In tough economic times there are many parents who cannot afford the high cost associated with tertiary education. Class fees are not the only thing to consider. The cost of books and accommodation could outstrip the cost of class fees in some cases. In addition, should a student quit his/her studies before completion, parents have lost a significant amount of investment into that student’s future.
What if there was a way that parents could get significant tax breaks for the years that their child studies towards a national qualification? Would any parent refuse a minimum tax break of R 80 000 per year if the parent could qualify for such a tax break?
Learnerships are the key to affordable tertiary education in which many people could benefit regardless of race, creed or gender.
There is a general misconception that learnerships and tax rebates associated with learnerships are the exclusive domain of B-BBEE regulations. The fact is that the National Skills Development Act provides all South Africans between the age of 18 and 35 the opportunity to obtain a first qualification through a learnership. In addition, SARS allows tax rebates on all valid learnership regardless the race or gender of the learnership beneficiary.
Business owners who pay Skills Development Levies and who can show that their company is tax compliant can claim two learnership rebates from SARS:
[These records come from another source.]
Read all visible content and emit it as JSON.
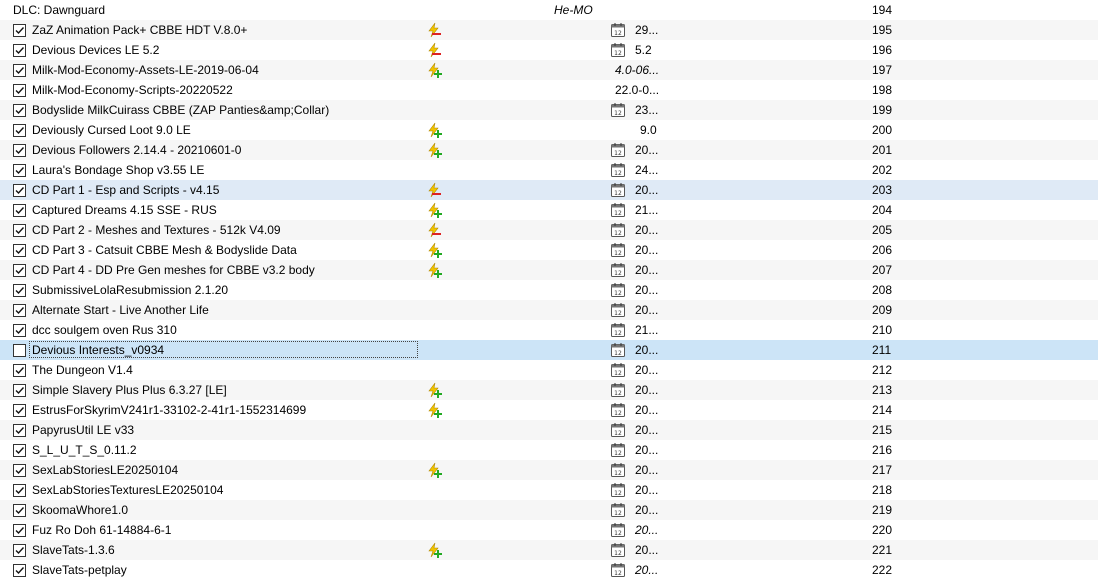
{
  "separator": {
    "name": "DLC: Dawnguard",
    "label": "He-MO",
    "priority": "194"
  },
  "colors": {
    "selected": "#cce4f7",
    "hover": "#dfeaf6",
    "alt": "#f6f6f6"
  },
  "rows": [
    {
      "name": "ZaZ Animation Pack+ CBBE HDT V.8.0+",
      "checked": true,
      "flag": "red",
      "cal": true,
      "version": "29...",
      "priority": "195"
    },
    {
      "name": "Devious Devices LE 5.2",
      "checked": true,
      "flag": "red",
      "cal": true,
      "version": "5.2",
      "priority": "196"
    },
    {
      "name": "Milk-Mod-Economy-Assets-LE-2019-06-04",
      "checked": true,
      "flag": "green",
      "cal": false,
      "version": "4.0-06...",
      "version_italic": true,
      "priority": "197"
    },
    {
      "name": "Milk-Mod-Economy-Scripts-20220522",
      "checked": true,
      "flag": "",
      "cal": false,
      "version": "22.0-0...",
      "priority": "198"
    },
    {
      "name": "Bodyslide MilkCuirass CBBE (ZAP Panties&amp;Collar)",
      "checked": true,
      "flag": "",
      "cal": true,
      "version": "23...",
      "priority": "199"
    },
    {
      "name": "Deviously Cursed Loot 9.0 LE",
      "checked": true,
      "flag": "green",
      "cal": false,
      "version": "9.0",
      "priority": "200"
    },
    {
      "name": "Devious Followers 2.14.4 - 20210601-0",
      "checked": true,
      "flag": "green",
      "cal": true,
      "version": "20...",
      "priority": "201"
    },
    {
      "name": "Laura's Bondage Shop v3.55 LE",
      "checked": true,
      "flag": "",
      "cal": true,
      "version": "24...",
      "priority": "202"
    },
    {
      "name": "CD Part 1 - Esp and Scripts - v4.15",
      "checked": true,
      "flag": "red",
      "cal": true,
      "version": "20...",
      "priority": "203",
      "state": "hi"
    },
    {
      "name": "Captured Dreams 4.15 SSE - RUS",
      "checked": true,
      "flag": "green",
      "cal": true,
      "version": "21...",
      "priority": "204"
    },
    {
      "name": "CD Part 2 - Meshes and Textures - 512k V4.09",
      "checked": true,
      "flag": "red",
      "cal": true,
      "version": "20...",
      "priority": "205"
    },
    {
      "name": "CD Part 3 - Catsuit CBBE Mesh & Bodyslide Data",
      "checked": true,
      "flag": "green",
      "cal": true,
      "version": "20...",
      "priority": "206"
    },
    {
      "name": "CD Part 4 - DD Pre Gen meshes for CBBE v3.2 body",
      "checked": true,
      "flag": "green",
      "cal": true,
      "version": "20...",
      "priority": "207"
    },
    {
      "name": "SubmissiveLolaResubmission 2.1.20",
      "checked": true,
      "flag": "",
      "cal": true,
      "version": "20...",
      "priority": "208"
    },
    {
      "name": "Alternate Start - Live Another Life",
      "checked": true,
      "flag": "",
      "cal": true,
      "version": "20...",
      "priority": "209"
    },
    {
      "name": "dcc soulgem oven Rus 310",
      "checked": true,
      "flag": "",
      "cal": true,
      "version": "21...",
      "priority": "210"
    },
    {
      "name": "Devious Interests_v0934",
      "checked": false,
      "flag": "",
      "cal": true,
      "version": "20...",
      "priority": "211",
      "state": "sel"
    },
    {
      "name": "The Dungeon V1.4",
      "checked": true,
      "flag": "",
      "cal": true,
      "version": "20...",
      "priority": "212"
    },
    {
      "name": "Simple Slavery Plus Plus 6.3.27 [LE]",
      "checked": true,
      "flag": "green",
      "cal": true,
      "version": "20...",
      "priority": "213"
    },
    {
      "name": "EstrusForSkyrimV241r1-33102-2-41r1-1552314699",
      "checked": true,
      "flag": "green",
      "cal": true,
      "version": "20...",
      "priority": "214"
    },
    {
      "name": "PapyrusUtil LE v33",
      "checked": true,
      "flag": "",
      "cal": true,
      "version": "20...",
      "priority": "215"
    },
    {
      "name": "S_L_U_T_S_0.11.2",
      "checked": true,
      "flag": "",
      "cal": true,
      "version": "20...",
      "priority": "216"
    },
    {
      "name": "SexLabStoriesLE20250104",
      "checked": true,
      "flag": "green",
      "cal": true,
      "version": "20...",
      "priority": "217"
    },
    {
      "name": "SexLabStoriesTexturesLE20250104",
      "checked": true,
      "flag": "",
      "cal": true,
      "version": "20...",
      "priority": "218"
    },
    {
      "name": "SkoomaWhore1.0",
      "checked": true,
      "flag": "",
      "cal": true,
      "version": "20...",
      "priority": "219"
    },
    {
      "name": "Fuz Ro Doh 61-14884-6-1",
      "checked": true,
      "flag": "",
      "cal": true,
      "version": "20...",
      "version_italic": true,
      "priority": "220"
    },
    {
      "name": "SlaveTats-1.3.6",
      "checked": true,
      "flag": "green",
      "cal": true,
      "version": "20...",
      "priority": "221"
    },
    {
      "name": "SlaveTats-petplay",
      "checked": true,
      "flag": "",
      "cal": true,
      "version": "20...",
      "version_italic": true,
      "priority": "222"
    }
  ]
}
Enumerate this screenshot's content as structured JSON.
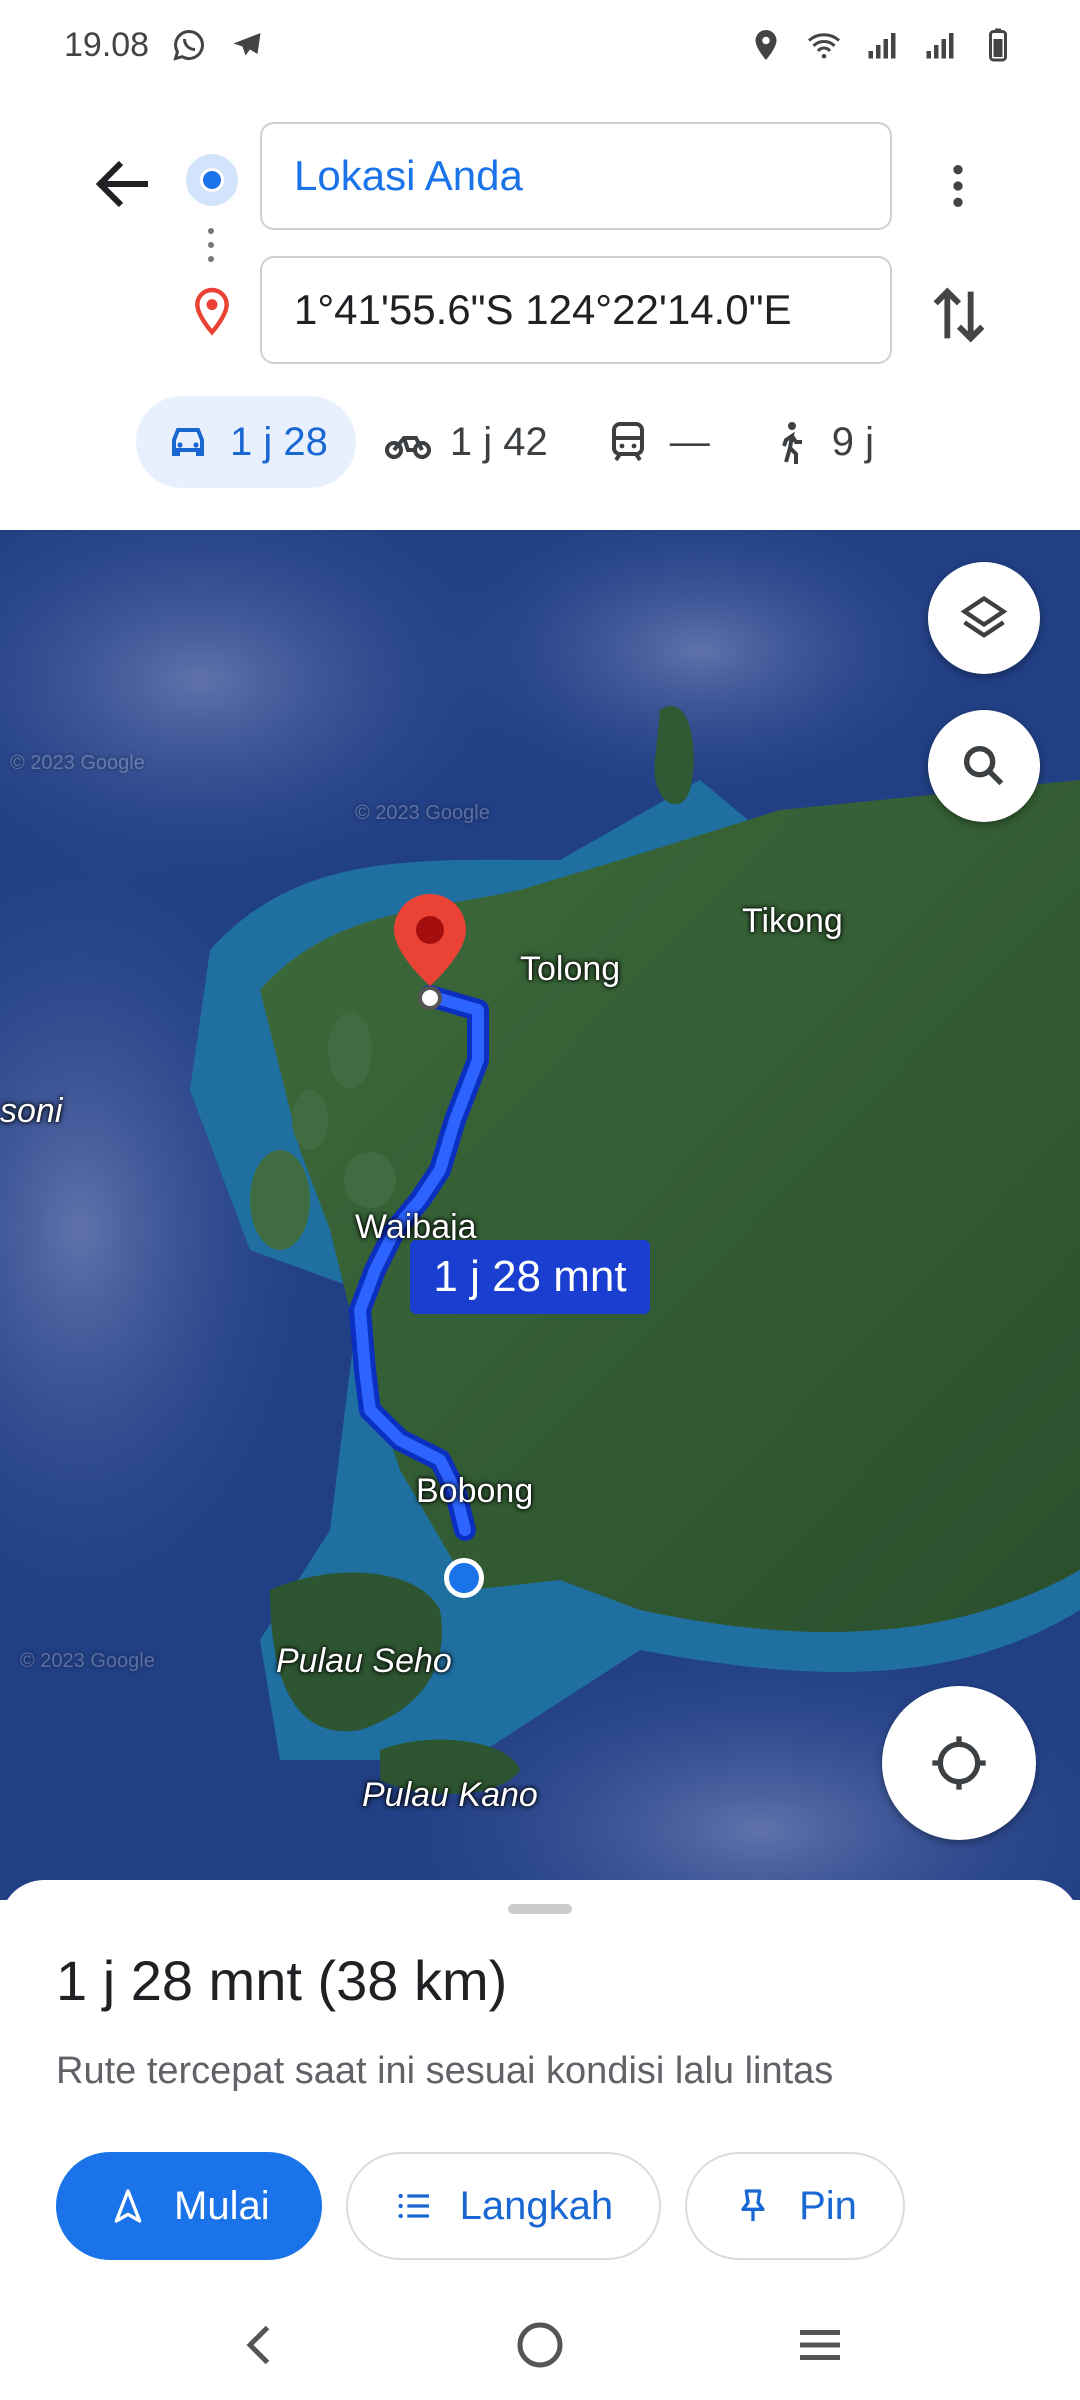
{
  "status_bar": {
    "time": "19.08",
    "left_icons": [
      "whatsapp-icon",
      "telegram-icon"
    ],
    "right_icons": [
      "location-icon",
      "wifi-icon",
      "signal-icon",
      "signal-icon",
      "battery-icon"
    ]
  },
  "directions": {
    "origin": "Lokasi Anda",
    "destination": "1°41'55.6\"S 124°22'14.0\"E",
    "modes": [
      {
        "icon": "car-icon",
        "label": "1 j 28",
        "selected": true
      },
      {
        "icon": "motorcycle-icon",
        "label": "1 j 42",
        "selected": false
      },
      {
        "icon": "transit-icon",
        "label": "—",
        "selected": false
      },
      {
        "icon": "walk-icon",
        "label": "9 j",
        "selected": false
      }
    ]
  },
  "map": {
    "watermarks": [
      "© 2023 Google",
      "© 2023 Google",
      "© 2023 Google"
    ],
    "places": [
      "Tikong",
      "Tolong",
      "soni",
      "Waibaja",
      "Bobong",
      "Pulau Seho",
      "Pulau Kano"
    ],
    "route_time_label": "1 j 28 mnt",
    "colors": {
      "route": "#1a3fff",
      "route_chip": "#1a3fd0",
      "destination_pin": "#ea4335",
      "origin_dot": "#1a73e8"
    }
  },
  "sheet": {
    "summary": "1 j 28 mnt (38 km)",
    "subtitle": "Rute tercepat saat ini sesuai kondisi lalu lintas",
    "buttons": {
      "start": "Mulai",
      "steps": "Langkah",
      "pin": "Pin"
    }
  },
  "colors": {
    "accent": "#1a73e8",
    "chip_bg": "#e8f0fe"
  }
}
- A minimum of R 40 000 for every person (including the business owners’ child) when the learnership starts (as entry rebate)
- A minimum of R 40 000 for every person who completes a learnership and who acquired a national qualification through the learnership (as exit rebate)
Learnerships are not there simply to check a few boxes for the sake of getting a few more points on a B-BBEE scorecard. Such a practice is simply unethical and it does not benefit anyone.
If used correctly, learnership can be very powerful to deliver skills to the workplace and to recruit the best possible persons for a vacancy that a company may have.
Quality of Learnership Programs
There is a perception that qualifications obtained through a learnership are inferior because the qualification is awarded through SETA (Sector Education and Training Authorities). Some learnership programs are managed and assessed by external quality assurance partners who demand that students write an external professional exam. These types of learnerships have a required pass mark of 60% in all subjects compared to a required pass mark of 50% in other learnerships and in other academic programs.
Some qualifications, obtained through a learnership, are recognised by professional bodies. This means that the student, who obtained a qualification through such learnership, has a high competency level and that he/she could be trusted by industry. After all, having a qualification recognised by a professional body does open many doors for the youth.
Creating Work Through Learnerships
Parents and students always ask whether a qualification could guarantee someone employment. The fact is that no academic institution can state that their qualifications guarantee that a person will be employed after he/she qualified. Employing someone remains the prerogative of the employer. And, since employers do not realise that some qualifications, earned through learnerships, are recognised by professional bodies, they miss out on adding potential value to their workforce.
Learnership programs recognised by professional bodies do allow a person to start his/her own professional practice within the practice guidelines of the professional body. Thus, nothing stands in the way of someone to offer his/her professional services to small businesses in a community.
The idea that degrees are the only key that open the door to professionalism is an outdated myth.
Who would not want to earn an income with a lower qualification, that is recognised by a professional body, instead of having a degree and still have no way of generating an income?
Levels of Professional Designations
Students who have completed a learnership program recognised by a professional body could embark on a journey of lifelong learning. They could enroll into a program at a next level and receive a higher professional designation after they completed the higher-level program.
Being part of a professional body, a person can also earn valuable CPD (Continuous Professional Development) points. In addition, a person could become a member of another related professional body and expand his/her practice as soon as he/she meets the other professional body’s requirements.
Membership to some professional bodies also provide access to advanced degree programs for those who wish to eventually have a degree. However, the greatest demand for skills in South Africa is in professions where a suitable diploma, recognised by a professional body, is in demand. For a person who wants to have his/her own professional practice, early recognition by a professional body means early participation in economic growth.
The next question that parents and students ask is whether a qualification has international accreditation or recognition.
Some learnership programs are recognised by professional bodies that are represented in all of the Commonwealth countries. This means that a person could find it easier than someone else to have their qualification accepted by a chapter of the same professional body in another country.
Looking Towards the Future
Anyone who can join a professional body soon after he/she has completed a learnership program has a greater chance to economic independence than those who have a degree not recognised by a professional body.